Mostly related to hormonal fluctuations, magnesium alone doesn’t always work for me. Sometimes I do take 3mg of melatonin, but I don’t like to take it multiple nights in a row because of the potential interaction with hormones.

Meditation could be included here as well because it’s essentially the same goal: Quiet the noise in your mind, think about calming every part of you.

A twist on the actual content of your visualization will help it uniquely connect to you. 

Go to your happy place. Picturing your perfect environment might bring you to a place of calm and help you fall asleep. 

Thinking of the mountains on a crisp, cool, autumn morning with leaves at the peak of coloration and a briskness in the air makes me happy because it is so far from the reality of my life in any given Southern California season. Breathing cold air is a sensation that almost makes you gasp at its sharpness, yet is exhilarating in the same moment.

Equally, the idea of feeling the warmth of the sand and sun on a beach in Tahiti is making me want to fall asleep right now. I can hear the waves rushing to the shore and lazily drawing back to the sea, pulling fragmented seashells and smooth glass with it. The clear water provides glimpses of fishes and other exotic creatures rhythmically and effortlessly moving through the currents to whatever destination beckons them.Most of the time, I find myself in a sparsely decorated room because simplicity is another element of visualization you should implement.

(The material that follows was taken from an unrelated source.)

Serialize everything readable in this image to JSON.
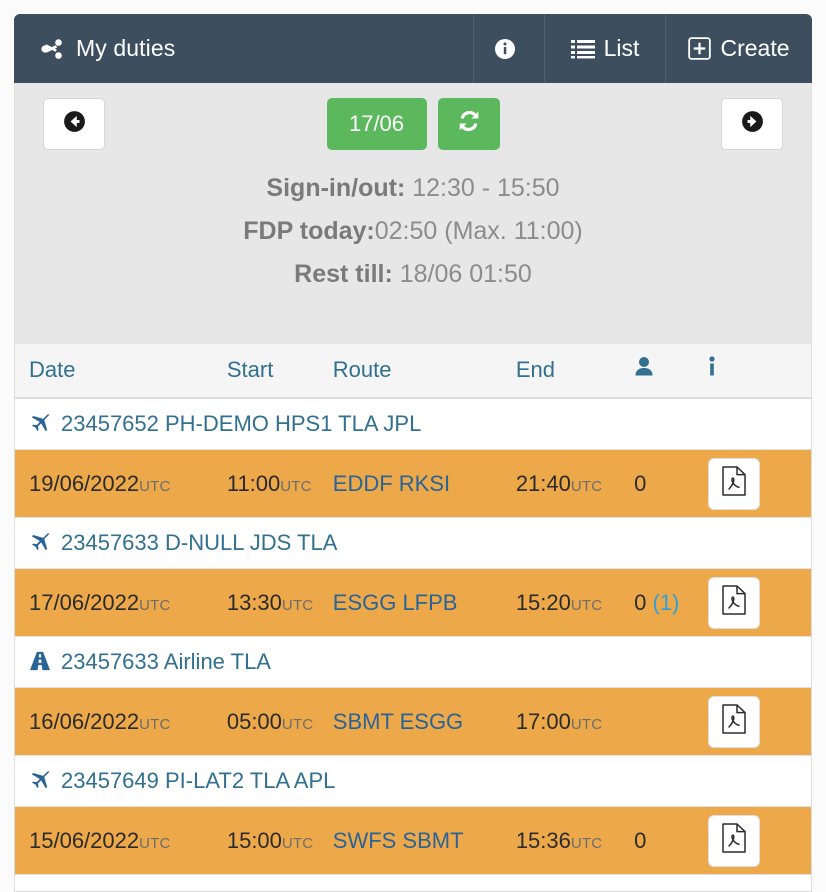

I’m in Cambodia, I climb two long flights of stairs to reach the guest bedroom, then I inventory the minimal furniture and contents of the upper bedroom. A bed, a desk, zero wall decoration, two windows, the balcony door, and tiled floor. As I start to visualize each individual tile, that’s usually the point my mind fades and I find sleep.

Allow your memory to recall small details that aren’t necessarily important in the scheme of life. Linger on objects and details as you recall them in your mind. Give yourself some time to work on this practice. When you first begin implementing visualization or meditation, it may take some time before you can let go of the day’s stress, the conversations, the to-do list, and become absorbed in the scene you create. As you practice it will become easier to make that transition and thus relax or fall asleep more quickly.

Here is a simple book on mediation to get started.

Blue Light Blocking

Ideally, you would set all your electronic devices aside two hours before bedtime, you would unplug most of your electronics to reduce EMFs (electric and magnetic fields) and that would train your brain to connect with the natural rhythms of light and dark. But since I’m probably not doing that anytime soon, I won’t ask you to do it either.

Blue light has pros and cons, so don’t go extreme and try to avoid all blue light. The problem with the digital age is that we are constantly exposed to blue light, not just when we are outside. Take a look at this article to understand more about the good and bad of blue light.

I wear blue light blocking glasses most of the day now, especially if I’m at work because I know I will spend hours looking at my computer or other device. Blue light blockers can be fairly inexpensive and you can purchase them solely for the light blocking properties, but you can also get them with a prescription if you normally wear glasses.

Here are a few blue light blocking glasses you might like.

Sleep is key to managing our stress, maximizing our creativity, and building a healthy lifestyle. It may take effort to find what works for you, but it’s worth all the experimentation to get to a place where you feel rested, energized and ready to take on the world.

Let me know all your sleep tricks - I love learning new things. Just don’t tell me to lay in the same position until I nearly explode!